Signing the manifesto is free, just like becoming an active participant. The idea behind this is to instigate a broad behavioural change. Ruigrok: “We aim to launch a new global movement essential for this planet’s future. Organisations want to become more sustainable but need to know how.”

“Nowadays, professional buyers are confronted with scarcity - failed harvests, shortages of raw materials, higher prices, longer delivery times - and social abuses in chains such as image damage and due diligence as significant challenges to guarantee the continuity of business operations/production even longer”, said Karin van IJsselmuide, Director of Sustainable Procurement at GSES.

With that, Van IJsselmuide hits the nail on the head. The private sector is pivotal in securing a more sustainable supply chain. Companies’ efforts to consider the environmental and human impact of their product’s journey through the supply chain, from raw materials sourcing to production, storage, delivery and every transportation link, are crucial for this envisioned transformation to succeed.

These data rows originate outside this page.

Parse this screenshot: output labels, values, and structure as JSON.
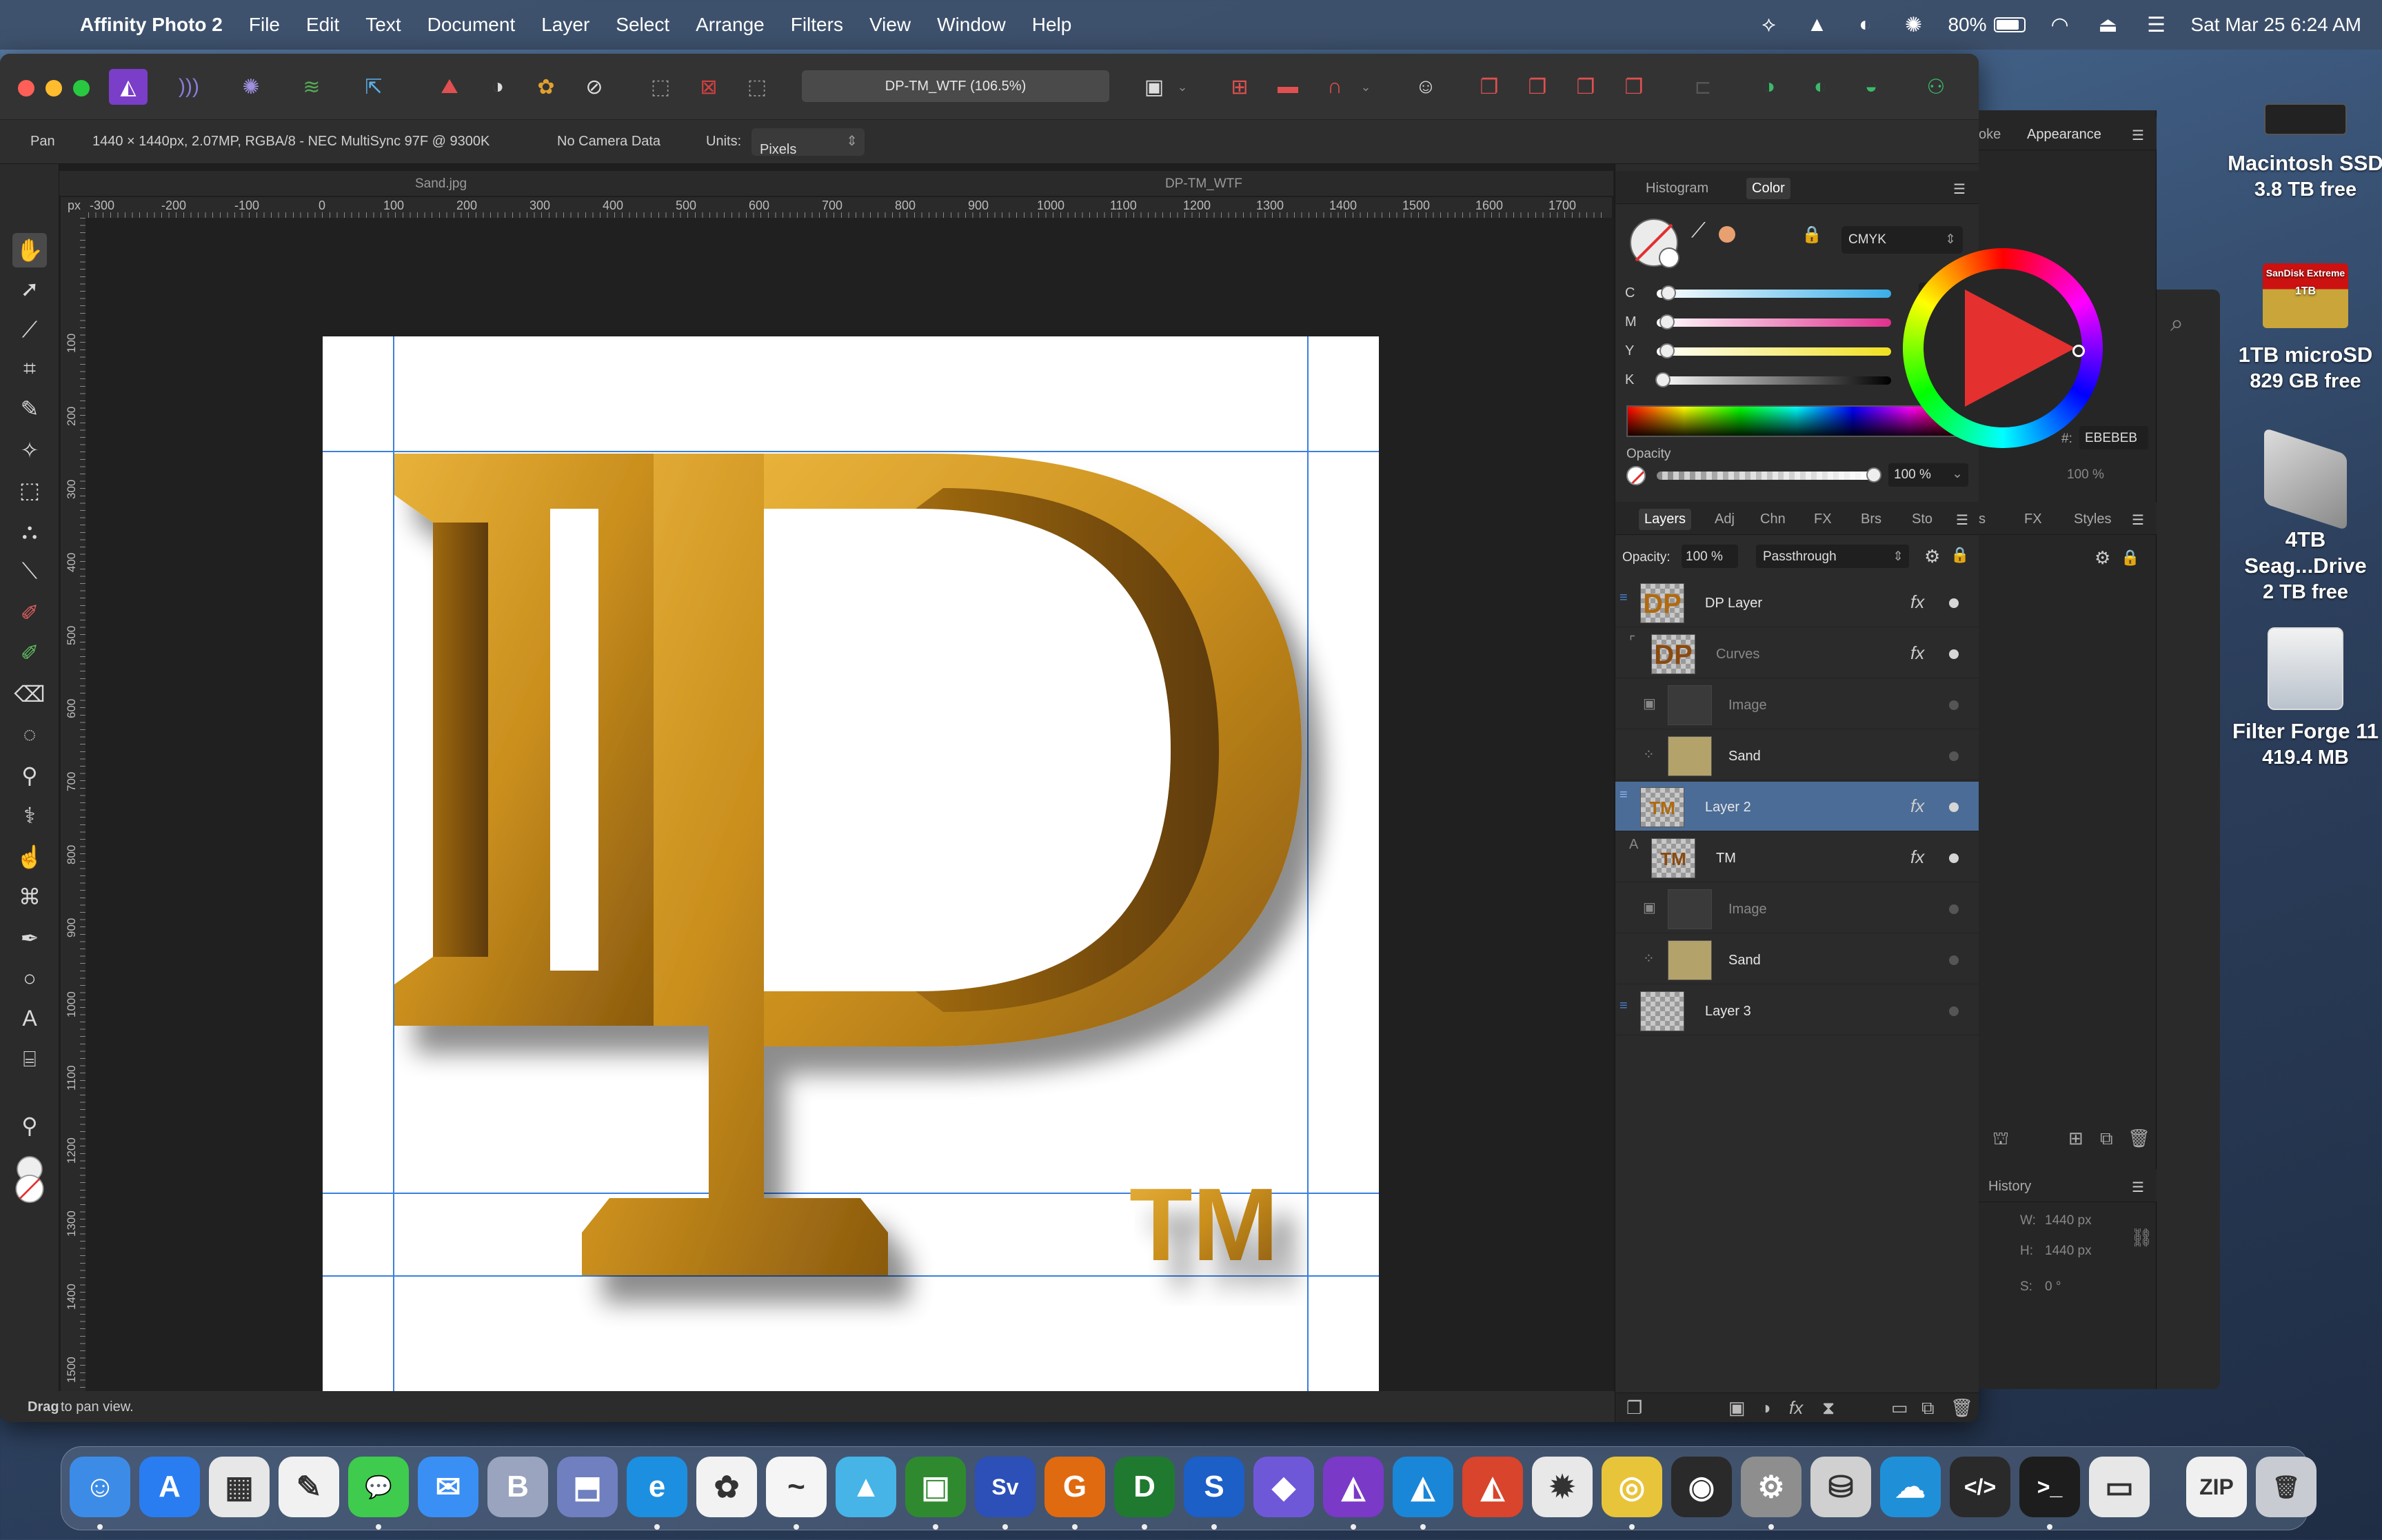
{
  "menubar": {
    "app_name": "Affinity Photo 2",
    "items": [
      "File",
      "Edit",
      "Text",
      "Document",
      "Layer",
      "Select",
      "Arrange",
      "Filters",
      "View",
      "Window",
      "Help"
    ],
    "battery": "80%",
    "datetime": "Sat Mar 25  6:24 AM"
  },
  "window": {
    "doc_title": "DP-TM_WTF (106.5%)",
    "context": {
      "tool": "Pan",
      "doc_info": "1440 × 1440px, 2.07MP, RGBA/8 - NEC MultiSync 97F @ 9300K",
      "camera": "No Camera Data",
      "units_label": "Units:",
      "units_value": "Pixels"
    },
    "doc_tabs": [
      "Sand.jpg",
      "DP-TM_WTF"
    ],
    "ruler_unit": "px",
    "ruler_top": [
      "-300",
      "-200",
      "-100",
      "0",
      "100",
      "200",
      "300",
      "400",
      "500",
      "600",
      "700",
      "800",
      "900",
      "1000",
      "1100",
      "1200",
      "1300",
      "1400",
      "1500",
      "1600",
      "1700"
    ],
    "ruler_left": [
      "100",
      "200",
      "300",
      "400",
      "500",
      "600",
      "700",
      "800",
      "900",
      "1000",
      "1100",
      "1200",
      "1300",
      "1400",
      "1500"
    ],
    "status": {
      "bold": "Drag",
      "text": " to pan view."
    }
  },
  "canvas": {
    "logo_letters": "DP",
    "tm": "TM",
    "gold": "#c8901c"
  },
  "color_panel": {
    "tabs": [
      "Histogram",
      "Color"
    ],
    "active_tab": "Color",
    "model": "CMYK",
    "channels": [
      {
        "label": "C",
        "value": "6"
      },
      {
        "label": "M",
        "value": "5"
      },
      {
        "label": "Y",
        "value": "5"
      },
      {
        "label": "K",
        "value": "0"
      }
    ],
    "opacity_label": "Opacity",
    "opacity_value": "100 %"
  },
  "layers_panel": {
    "tabs": [
      "Layers",
      "Adj",
      "Chn",
      "FX",
      "Brs",
      "Sto"
    ],
    "active_tab": "Layers",
    "opacity_label": "Opacity:",
    "opacity_value": "100 %",
    "blend_mode": "Passthrough",
    "rows": [
      {
        "name": "DP Layer",
        "thumb": "DP"
      },
      {
        "name": "Curves",
        "thumb": "DP"
      },
      {
        "name": "Image",
        "thumb": ""
      },
      {
        "name": "Sand",
        "thumb": ""
      },
      {
        "name": "Layer 2",
        "thumb": "TM"
      },
      {
        "name": "TM",
        "thumb": "TM"
      },
      {
        "name": "Image",
        "thumb": ""
      },
      {
        "name": "Sand",
        "thumb": ""
      },
      {
        "name": "Layer 3",
        "thumb": ""
      }
    ]
  },
  "side_window": {
    "tabs": [
      "oke",
      "Appearance"
    ],
    "tabs2": [
      "s",
      "FX",
      "Styles"
    ],
    "hex_label": "#:",
    "hex_value": "EBEBEB",
    "opacity": "100 %",
    "history_title": "History",
    "w_label": "W:",
    "w_value": "1440 px",
    "h_label": "H:",
    "h_value": "1440 px",
    "s_label": "S:",
    "s_value": "0 °"
  },
  "desktop": {
    "icons": [
      {
        "name": "Macintosh SSD",
        "sub": "3.8 TB free"
      },
      {
        "name": "1TB microSD",
        "sub": "829 GB free"
      },
      {
        "name": "4TB Seag...Drive",
        "sub": "2 TB free"
      },
      {
        "name": "Filter Forge 11",
        "sub": "419.4 MB"
      }
    ],
    "sandisk": "SanDisk Extreme",
    "sandisk_size": "1TB"
  },
  "dock": {
    "apps": [
      {
        "name": "Finder",
        "glyph": "☺",
        "color": "#3c8ce7"
      },
      {
        "name": "App Store",
        "glyph": "A",
        "color": "#2a7df0"
      },
      {
        "name": "Launchpad",
        "glyph": "▦",
        "color": "#e7e7e7"
      },
      {
        "name": "TextEdit",
        "glyph": "✎",
        "color": "#f1f1f1"
      },
      {
        "name": "Messages",
        "glyph": "💬",
        "color": "#3fcb4d"
      },
      {
        "name": "Mail",
        "glyph": "✉",
        "color": "#3a8ff5"
      },
      {
        "name": "BBEdit",
        "glyph": "B",
        "color": "#9aa4bf"
      },
      {
        "name": "Archive",
        "glyph": "⬒",
        "color": "#6f7fc0"
      },
      {
        "name": "Edge",
        "glyph": "e",
        "color": "#1d8fe0"
      },
      {
        "name": "Photos",
        "glyph": "✿",
        "color": "#f2f2f2"
      },
      {
        "name": "Freeform",
        "glyph": "~",
        "color": "#f5f5f5"
      },
      {
        "name": "Preview",
        "glyph": "▲",
        "color": "#46b4e6"
      },
      {
        "name": "Gif Brewery",
        "glyph": "▣",
        "color": "#2f8a2f"
      },
      {
        "name": "Sv Pro",
        "glyph": "Sv",
        "color": "#2c4fb8"
      },
      {
        "name": "G app",
        "glyph": "G",
        "color": "#e06a10"
      },
      {
        "name": "D app",
        "glyph": "D",
        "color": "#1f7a2f"
      },
      {
        "name": "S app",
        "glyph": "S",
        "color": "#1b5fc7"
      },
      {
        "name": "Gem",
        "glyph": "◆",
        "color": "#6f58d8"
      },
      {
        "name": "Affinity Photo",
        "glyph": "◭",
        "color": "#7b39c7"
      },
      {
        "name": "Affinity Designer",
        "glyph": "◭",
        "color": "#1a86d8"
      },
      {
        "name": "Affinity Publisher",
        "glyph": "◭",
        "color": "#d8442c"
      },
      {
        "name": "PhoneTools",
        "glyph": "✹",
        "color": "#e8e8e8"
      },
      {
        "name": "Chrome",
        "glyph": "◎",
        "color": "#e8c43a"
      },
      {
        "name": "OBS",
        "glyph": "◉",
        "color": "#2a2a2a"
      },
      {
        "name": "System Settings",
        "glyph": "⚙",
        "color": "#8e8e8e"
      },
      {
        "name": "Disk Utility",
        "glyph": "⛁",
        "color": "#d0d0d0"
      },
      {
        "name": "Cloud",
        "glyph": "☁",
        "color": "#1f90d8"
      },
      {
        "name": "Code",
        "glyph": "</>",
        "color": "#2a2a2a"
      },
      {
        "name": "Terminal",
        "glyph": ">_",
        "color": "#1d1d1d"
      },
      {
        "name": "Screens",
        "glyph": "▭",
        "color": "#e7e7e7"
      },
      {
        "name": "Archive Zip",
        "glyph": "ZIP",
        "color": "#f0f0f0"
      },
      {
        "name": "Trash",
        "glyph": "🗑",
        "color": "#c8ccd2"
      }
    ]
  }
}
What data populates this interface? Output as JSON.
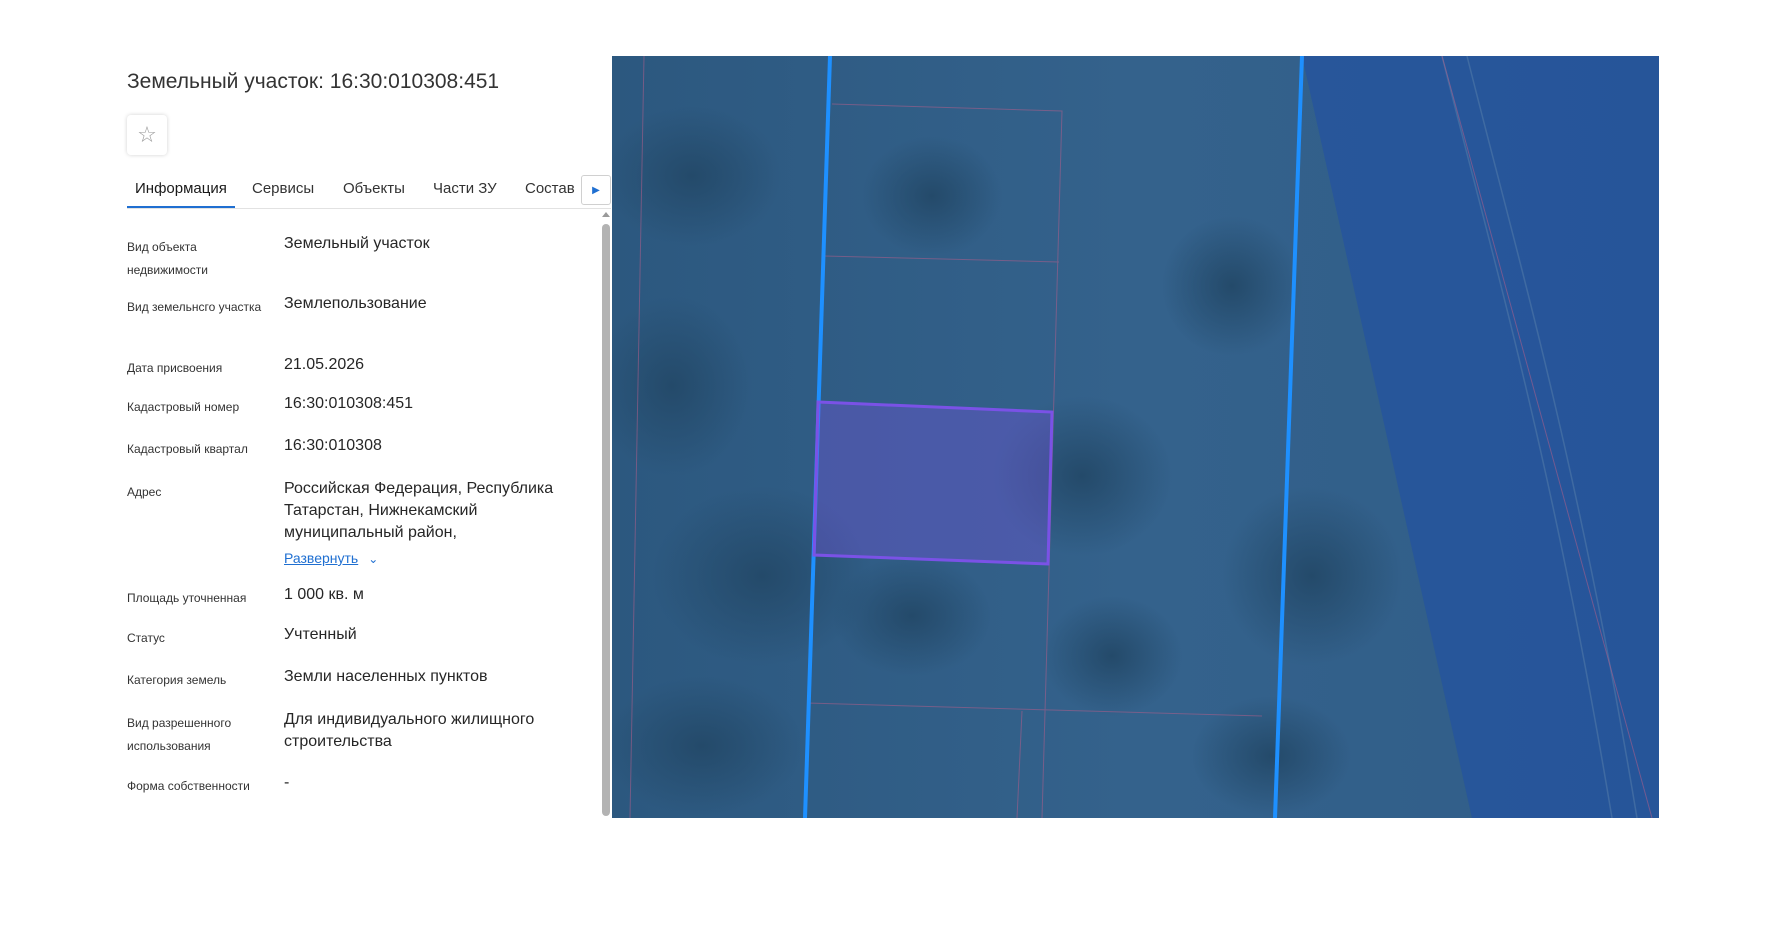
{
  "title": "Земельный участок: 16:30:010308:451",
  "favorite_icon": "star-outline-icon",
  "tabs": [
    {
      "label": "Информация",
      "active": true
    },
    {
      "label": "Сервисы",
      "active": false
    },
    {
      "label": "Объекты",
      "active": false
    },
    {
      "label": "Части ЗУ",
      "active": false
    },
    {
      "label": "Состав",
      "active": false
    }
  ],
  "tabs_next_icon": "caret-right-icon",
  "fields": [
    {
      "label": "Вид объекта недвижимости",
      "value": "Земельный участок"
    },
    {
      "label": "Вид земельнсго участка",
      "value": "Землепользование"
    },
    {
      "label": "Дата присвоения",
      "value": "21.05.2026"
    },
    {
      "label": "Кадастровый номер",
      "value": "16:30:010308:451"
    },
    {
      "label": "Кадастровый квартал",
      "value": "16:30:010308"
    },
    {
      "label": "Адрес",
      "value": "Российская Федерация, Республика Татарстан, Нижнекамский муниципальный район,",
      "expand_label": "Развернуть"
    },
    {
      "label": "Площадь уточненная",
      "value": "1 000 кв. м"
    },
    {
      "label": "Статус",
      "value": "Учтенный"
    },
    {
      "label": "Категория земель",
      "value": "Земли населенных пунктов"
    },
    {
      "label": "Вид разрешенного использования",
      "value": "Для индивидуального жилищного строительства"
    },
    {
      "label": "Форма собственности",
      "value": "-"
    }
  ],
  "colors": {
    "accent": "#1f6fd1",
    "boundary_line": "#1e90ff",
    "selected_parcel": "#7a52e6",
    "map_overlay": "#1f4fa8"
  }
}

The new manifesto was written under the patronage of the SDG-12 alliance coordinator and subsequently coordinated with various supporting partners from the network. It is now ready to be introduced in the GCC. Starting with the UAE, which plays a frontrunner role when it comes to sustainability.

Van IJsselmuide: “By signing this manifesto, companies are starting a movement in their industry; it is a support to get started with the tools, training courses and dashboards we offer.”

In addition, the initiative aims to embed sustainable procurement in the organisation as the new normal and to report in annual social reports and CSRD about their supply chain. In practice, the process is very straightforward and can be easily translated to every enterprise, large or small.

“Success is a joint effort and a process where all supply chain participants ensure their products and services will be more sustainable. The market will respond to this and make other affordable offers because they are not the only customer to ask for this”, concluded Schachtschabel.

The Liberum
The Liberum runs on your donation. Fight with us for a free society.
Donation Form (#6)

More articles you might like

- - by Arthur Blok on 25/09/2023

Peace with Israel will turn Saudi Crown Prince Mohammed Bin Salman into the uncontested leader of a New Middle East

Saudi Crown Prince Mohammed Bin Salman’s (MBS) plans to reform and strategically reposition his country […]

From Likes to Genuine Engagement

In today's social media landscape, clicking the "like" button has taken on a new role […]

Improve your Resilience

If I have learned one thing from my recent summer trip to my home country, […]

Space Enough to Feel – Hacking away at Egyptian dreams of the Metaversal revolution

I just read a rather interesting novella by Abd Al-Aal Bikhyt, Ikhtiraq (‘The Hack’ or […]

From Wedgwood to Web Celebrities

In the 18th century, Josiah Wedgwood, a British master craftsman, recognised the potential of influencer […]